"Exactly what are you a doctor of, Mr Venkman?"

The UK is currently experiencing a creationist invasion, so perhaps it isn't surprising that one of their institutes of higher learning is introducing a course that treads a fine line between fringe science and pseudoscience. As part of their Masters of Science in parapsychology, students at Coventry University will be investigating the existence of ghosts:

For instance, some will investigate haunted houses, looking at statistics on which parts of buildings provide the most sightings.

Extra-sensory perception - where two people seem to communicate without using sound, vision, touch or smell - will also be looked at.

Dr Lawrence said: "We've got to look at what people are experiencing.

"No one has bothered to look, so people's view of the world has been divided into two components: the secular and humanist, and the religious.

"We've got to look at the middle ground, otherwise all you have is Richard Dawkins (professor of the public understanding of science at Oxford University) or the Pope."

I don't believe in the existence of ghosts in the same capacity that I don't believe in God, Santa Claus, or the Tooth Fairy. Nevertheless, I have had a mild fascination with most things paranormal, ever since school camp in Year Five when we stayed at the Old York Hospital, but particularly with "true ghost stories." It's a harmless vice--and one that takes me back to childhood days when I took such matters more seriously. (And this book is compulsory toilet reading material in my house!) According to the Skeptic's Dictionary:
A ghost is an alleged disembodied spirit of a dead persons. Ghosts are often depicted as inhabiting haunted houses, especially houses where murders have occurred. Why some murder victims would stick around for eternity to haunt a place while others seem to evaporate is one of the great mysteries of existence.

Many people report physical changes in haunted places, especially a feeling of a presence accompanied by temperature drop and hearing unaccountable sounds. They are not imagining things. Most hauntings occur in old buildings, which tend to be drafty. Scientists who have investigated haunted places account for both the temperature changes and the sounds by finding sources of the drafts, such as empty spaces behind walls or currents set in motion by low frequency sound waves produced by such mundane objects as extraction fans.

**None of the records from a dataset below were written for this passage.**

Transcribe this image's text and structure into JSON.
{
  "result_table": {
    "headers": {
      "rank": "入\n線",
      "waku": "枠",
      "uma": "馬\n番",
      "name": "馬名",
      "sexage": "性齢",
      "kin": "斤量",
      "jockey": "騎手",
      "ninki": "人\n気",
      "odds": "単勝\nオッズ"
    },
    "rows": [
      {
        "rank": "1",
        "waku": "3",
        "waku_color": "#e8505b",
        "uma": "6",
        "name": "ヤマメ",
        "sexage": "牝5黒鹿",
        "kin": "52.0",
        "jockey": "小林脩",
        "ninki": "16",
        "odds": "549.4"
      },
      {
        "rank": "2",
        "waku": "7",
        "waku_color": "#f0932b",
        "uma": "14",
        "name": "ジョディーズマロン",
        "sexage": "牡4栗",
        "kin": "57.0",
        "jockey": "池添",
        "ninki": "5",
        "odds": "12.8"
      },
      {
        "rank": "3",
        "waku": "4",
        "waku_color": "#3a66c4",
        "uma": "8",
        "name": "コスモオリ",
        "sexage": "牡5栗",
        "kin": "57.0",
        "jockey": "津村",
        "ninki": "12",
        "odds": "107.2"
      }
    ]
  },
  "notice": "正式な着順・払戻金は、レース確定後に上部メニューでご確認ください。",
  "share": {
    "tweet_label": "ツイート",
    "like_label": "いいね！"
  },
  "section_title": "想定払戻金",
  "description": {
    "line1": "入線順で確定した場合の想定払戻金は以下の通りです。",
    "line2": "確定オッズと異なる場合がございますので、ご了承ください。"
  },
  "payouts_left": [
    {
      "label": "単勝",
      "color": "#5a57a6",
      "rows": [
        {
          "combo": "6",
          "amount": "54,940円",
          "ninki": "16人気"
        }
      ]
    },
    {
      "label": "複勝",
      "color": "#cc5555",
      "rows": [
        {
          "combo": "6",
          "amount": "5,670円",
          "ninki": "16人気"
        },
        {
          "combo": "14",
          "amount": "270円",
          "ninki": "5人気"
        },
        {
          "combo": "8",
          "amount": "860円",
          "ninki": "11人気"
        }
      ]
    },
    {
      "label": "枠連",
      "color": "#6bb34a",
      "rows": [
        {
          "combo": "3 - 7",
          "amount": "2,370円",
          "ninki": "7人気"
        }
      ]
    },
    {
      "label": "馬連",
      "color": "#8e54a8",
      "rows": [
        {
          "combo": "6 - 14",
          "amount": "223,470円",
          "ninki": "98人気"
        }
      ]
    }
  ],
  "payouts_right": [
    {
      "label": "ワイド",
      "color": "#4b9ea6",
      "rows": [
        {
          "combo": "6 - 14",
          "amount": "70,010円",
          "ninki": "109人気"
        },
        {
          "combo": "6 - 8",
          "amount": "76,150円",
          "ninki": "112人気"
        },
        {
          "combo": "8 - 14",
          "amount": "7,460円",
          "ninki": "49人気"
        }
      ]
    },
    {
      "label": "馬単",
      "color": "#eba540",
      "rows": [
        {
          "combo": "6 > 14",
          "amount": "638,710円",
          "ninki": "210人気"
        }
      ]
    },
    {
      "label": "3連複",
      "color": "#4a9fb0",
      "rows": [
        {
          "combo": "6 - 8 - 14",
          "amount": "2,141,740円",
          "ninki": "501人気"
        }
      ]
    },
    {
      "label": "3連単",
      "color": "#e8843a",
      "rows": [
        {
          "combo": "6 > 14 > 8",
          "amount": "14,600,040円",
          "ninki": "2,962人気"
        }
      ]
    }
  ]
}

Some ghost experiences are attributed to sleep paralysis.

But we don't need to be such spoil-sports. If you have a "true ghost story" to share, feel free . . .